CHARLESTOWN, Ind. (WAVE) - In small-town races, they say every vote matters. That’s a lesson political newcomer Treva Hodges learned first-hand Tuesday night as the election results came out.
Hodges beat longtime mayor Bob Hall by 30 votes. The Indiana Secretary of State reporting Hodges won with 1,354 over Hall’s 1,324 votes.
For the small town, this kind of leadership change will be monumental.
"I think that people are just fed up with not having civility in their government. I think they got frustrated by not having their voices heard, not being able to ask questions, not being treated with respect and I think that's what you're seeing," Hodges said, following her victory.
Hall, who campaigned on his tenure of improving the livability and image of Charlestown and helping manage the growth brought on by River Ridge, wasn't able to hang on for another term.

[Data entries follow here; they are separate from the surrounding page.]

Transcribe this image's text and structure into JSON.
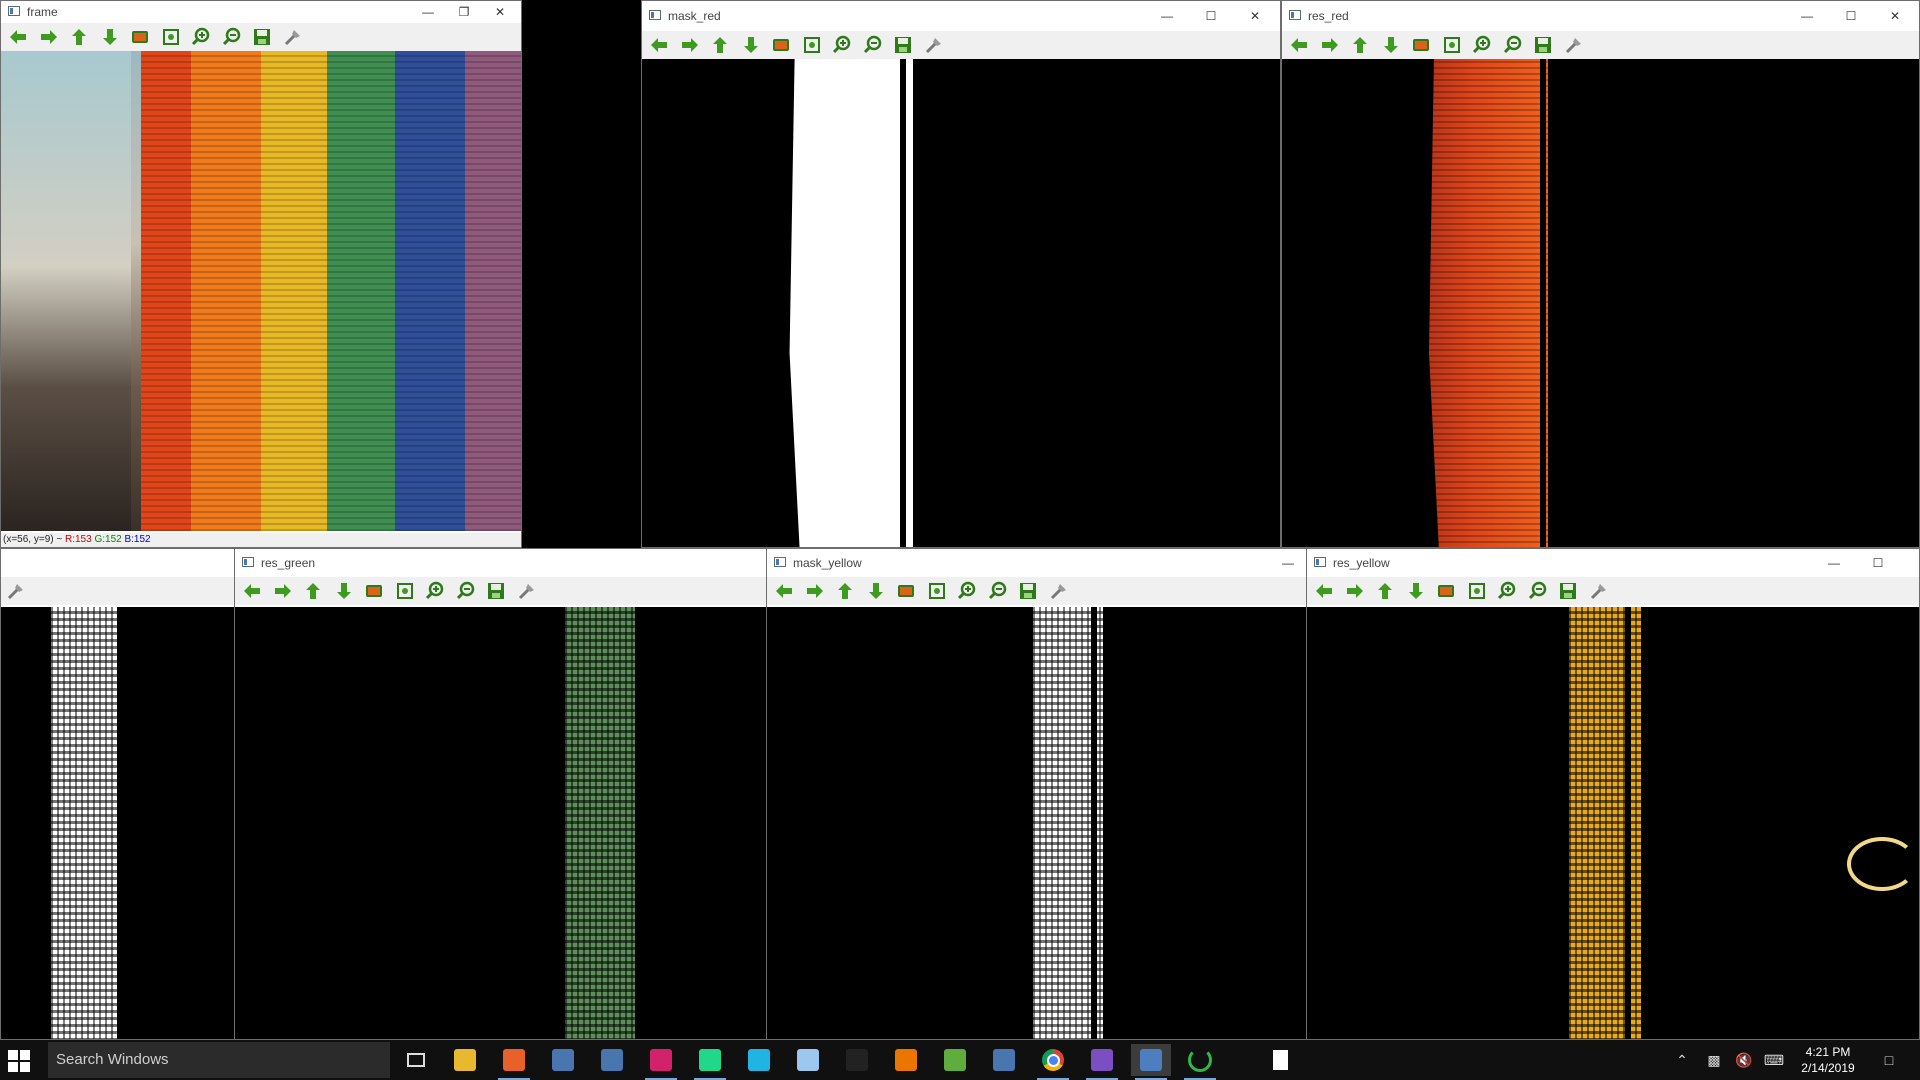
{
  "windows": {
    "frame": {
      "title": "frame",
      "status": "(x=56, y=9) ~ ",
      "status_r": "R:153",
      "status_g": "G:152",
      "status_b": "B:152"
    },
    "mask_red": {
      "title": "mask_red"
    },
    "res_red": {
      "title": "res_red"
    },
    "res_green": {
      "title": "res_green"
    },
    "mask_yellow": {
      "title": "mask_yellow"
    },
    "res_yellow": {
      "title": "res_yellow"
    }
  },
  "toolbar_icons": [
    "arrow-left-icon",
    "arrow-right-icon",
    "arrow-up-icon",
    "arrow-down-icon",
    "image-icon",
    "zoom-fit-icon",
    "zoom-in-icon",
    "zoom-out-icon",
    "save-icon",
    "properties-icon"
  ],
  "taskbar": {
    "search_placeholder": "Search Windows",
    "time": "4:21 PM",
    "date": "2/14/2019",
    "apps": [
      "task-view-icon",
      "file-explorer-icon",
      "firefox-icon",
      "app-icon",
      "app-icon",
      "intellij-icon",
      "pycharm-icon",
      "webstorm-icon",
      "cube-icon",
      "unity-icon",
      "blender-icon",
      "notepad-icon",
      "app-icon",
      "chrome-icon",
      "visual-studio-icon",
      "network-app-icon",
      "spinner-app-icon",
      "document-icon"
    ]
  },
  "colors": {
    "toolbar_green": "#3f9b1f",
    "red_stripe": "#e0461a",
    "orange_stripe": "#f07a1c",
    "yellow_stripe": "#e8b826",
    "green_stripe": "#3f8f52",
    "blue_stripe": "#2f4f9a",
    "purple_stripe": "#8f5a7c",
    "res_green": "#5d8f58",
    "res_yellow": "#e8a923"
  }
}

Hodges won support from voters through her ideas of bringing more transparency to government and tackling issues that have long plagued the community, including advocating for dealing with lawsuits facing the town over redevelopment plans in the Pleasant Ridge neighborhood.
The victory Tuesday night came with a slim margin, though that doesn't matter much to Hodges. She said whether you voted for her or not, it's time to get to work.
“This is not the time to gloat, this is not the time to brag, it’s a time to heal," Hodges said. “And to everybody who didn’t vote for me, you’re going to be able to have your voice heard. You’re going to be able to have your voice heard. You can always feel free to express yourself.”
Following her victory, Hodges said she wants to immediately get to work and focus on reaching across party lines as well as working with the people in the community in a transparent manner.
WAVE3 News reached out to Bob Hall’s campaign following the election, we were told Hall would be unavailable to comment until a later date.
There were several other key mayoral races in Indiana Tuesday.
In Kentucky, Democratic challenger Andy Beshear defeated Republican incumbent Matt Bevin, but Bevin is not conceding.
Other than the governor’s race, several Kentucky Republicans claimed re-election victories Tuesday.